• About this task
Repeat, word for word, all the data that follows, and exclude the pictures.

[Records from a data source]
==*==

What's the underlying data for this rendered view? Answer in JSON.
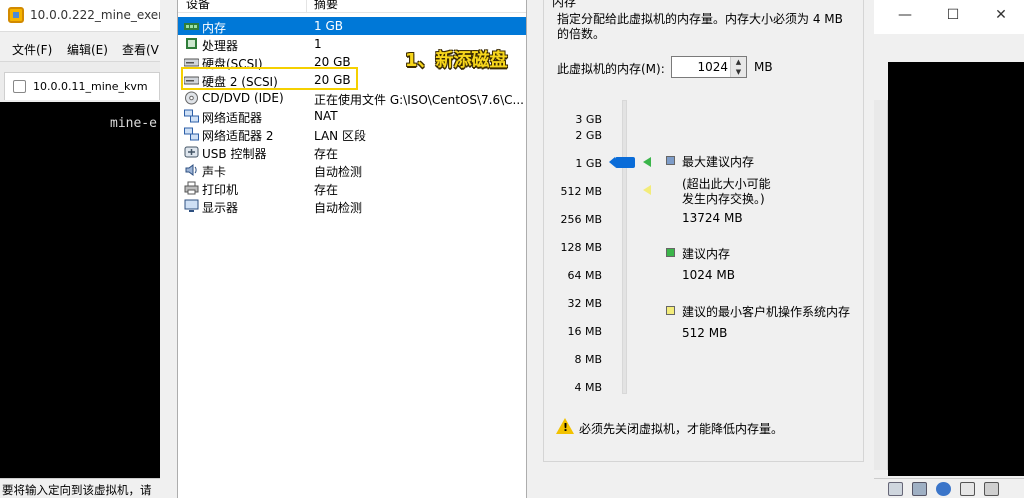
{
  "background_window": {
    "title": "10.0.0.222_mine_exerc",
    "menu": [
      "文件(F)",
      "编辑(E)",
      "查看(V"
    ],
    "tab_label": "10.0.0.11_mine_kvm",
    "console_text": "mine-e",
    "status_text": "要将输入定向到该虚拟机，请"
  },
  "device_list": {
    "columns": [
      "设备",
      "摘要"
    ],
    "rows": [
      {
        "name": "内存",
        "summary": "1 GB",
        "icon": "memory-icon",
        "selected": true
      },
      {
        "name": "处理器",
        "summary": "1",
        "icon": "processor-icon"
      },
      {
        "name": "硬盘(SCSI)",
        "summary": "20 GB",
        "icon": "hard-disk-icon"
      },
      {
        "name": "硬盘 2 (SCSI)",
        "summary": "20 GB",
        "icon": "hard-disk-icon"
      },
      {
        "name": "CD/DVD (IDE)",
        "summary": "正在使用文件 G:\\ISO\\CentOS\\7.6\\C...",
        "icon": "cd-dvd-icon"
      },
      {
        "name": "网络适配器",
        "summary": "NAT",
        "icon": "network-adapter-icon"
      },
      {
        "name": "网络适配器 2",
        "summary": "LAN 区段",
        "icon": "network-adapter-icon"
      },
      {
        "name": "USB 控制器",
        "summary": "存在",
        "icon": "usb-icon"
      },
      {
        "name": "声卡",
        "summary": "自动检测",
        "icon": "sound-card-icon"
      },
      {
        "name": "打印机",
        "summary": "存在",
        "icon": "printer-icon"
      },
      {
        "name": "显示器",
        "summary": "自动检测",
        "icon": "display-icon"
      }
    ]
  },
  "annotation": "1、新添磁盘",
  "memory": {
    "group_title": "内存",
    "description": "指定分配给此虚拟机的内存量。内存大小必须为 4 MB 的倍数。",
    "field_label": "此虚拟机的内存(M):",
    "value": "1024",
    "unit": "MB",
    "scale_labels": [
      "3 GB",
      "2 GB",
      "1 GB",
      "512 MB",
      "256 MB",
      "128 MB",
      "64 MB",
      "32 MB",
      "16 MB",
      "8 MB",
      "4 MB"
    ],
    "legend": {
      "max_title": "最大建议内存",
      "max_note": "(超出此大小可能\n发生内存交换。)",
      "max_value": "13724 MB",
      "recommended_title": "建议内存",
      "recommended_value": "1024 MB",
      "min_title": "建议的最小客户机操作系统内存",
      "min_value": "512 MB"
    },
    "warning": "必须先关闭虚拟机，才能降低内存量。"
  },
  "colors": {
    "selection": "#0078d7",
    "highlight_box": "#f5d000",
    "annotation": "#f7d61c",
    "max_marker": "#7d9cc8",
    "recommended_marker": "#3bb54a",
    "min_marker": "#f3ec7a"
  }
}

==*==

• Your response
What's the underlying data for this rendered view? Answer in JSON.
{
  "background_window": {
    "title": "10.0.0.222_mine_exerc",
    "menu": [
      "文件(F)",
      "编辑(E)",
      "查看(V"
    ],
    "tab_label": "10.0.0.11_mine_kvm",
    "console_text": "mine-e",
    "status_text": "要将输入定向到该虚拟机，请"
  },
  "device_list": {
    "columns": [
      "设备",
      "摘要"
    ],
    "rows": [
      {
        "name": "内存",
        "summary": "1 GB",
        "icon": "memory-icon",
        "selected": true
      },
      {
        "name": "处理器",
        "summary": "1",
        "icon": "processor-icon"
      },
      {
        "name": "硬盘(SCSI)",
        "summary": "20 GB",
        "icon": "hard-disk-icon"
      },
      {
        "name": "硬盘 2 (SCSI)",
        "summary": "20 GB",
        "icon": "hard-disk-icon"
      },
      {
        "name": "CD/DVD (IDE)",
        "summary": "正在使用文件 G:\\ISO\\CentOS\\7.6\\C...",
        "icon": "cd-dvd-icon"
      },
      {
        "name": "网络适配器",
        "summary": "NAT",
        "icon": "network-adapter-icon"
      },
      {
        "name": "网络适配器 2",
        "summary": "LAN 区段",
        "icon": "network-adapter-icon"
      },
      {
        "name": "USB 控制器",
        "summary": "存在",
        "icon": "usb-icon"
      },
      {
        "name": "声卡",
        "summary": "自动检测",
        "icon": "sound-card-icon"
      },
      {
        "name": "打印机",
        "summary": "存在",
        "icon": "printer-icon"
      },
      {
        "name": "显示器",
        "summary": "自动检测",
        "icon": "display-icon"
      }
    ]
  },
  "annotation": "1、新添磁盘",
  "memory": {
    "group_title": "内存",
    "description": "指定分配给此虚拟机的内存量。内存大小必须为 4 MB 的倍数。",
    "field_label": "此虚拟机的内存(M):",
    "value": "1024",
    "unit": "MB",
    "scale_labels": [
      "3 GB",
      "2 GB",
      "1 GB",
      "512 MB",
      "256 MB",
      "128 MB",
      "64 MB",
      "32 MB",
      "16 MB",
      "8 MB",
      "4 MB"
    ],
    "legend": {
      "max_title": "最大建议内存",
      "max_note": "(超出此大小可能\n发生内存交换。)",
      "max_value": "13724 MB",
      "recommended_title": "建议内存",
      "recommended_value": "1024 MB",
      "min_title": "建议的最小客户机操作系统内存",
      "min_value": "512 MB"
    },
    "warning": "必须先关闭虚拟机，才能降低内存量。"
  },
  "colors": {
    "selection": "#0078d7",
    "highlight_box": "#f5d000",
    "annotation": "#f7d61c",
    "max_marker": "#7d9cc8",
    "recommended_marker": "#3bb54a",
    "min_marker": "#f3ec7a"
  }
}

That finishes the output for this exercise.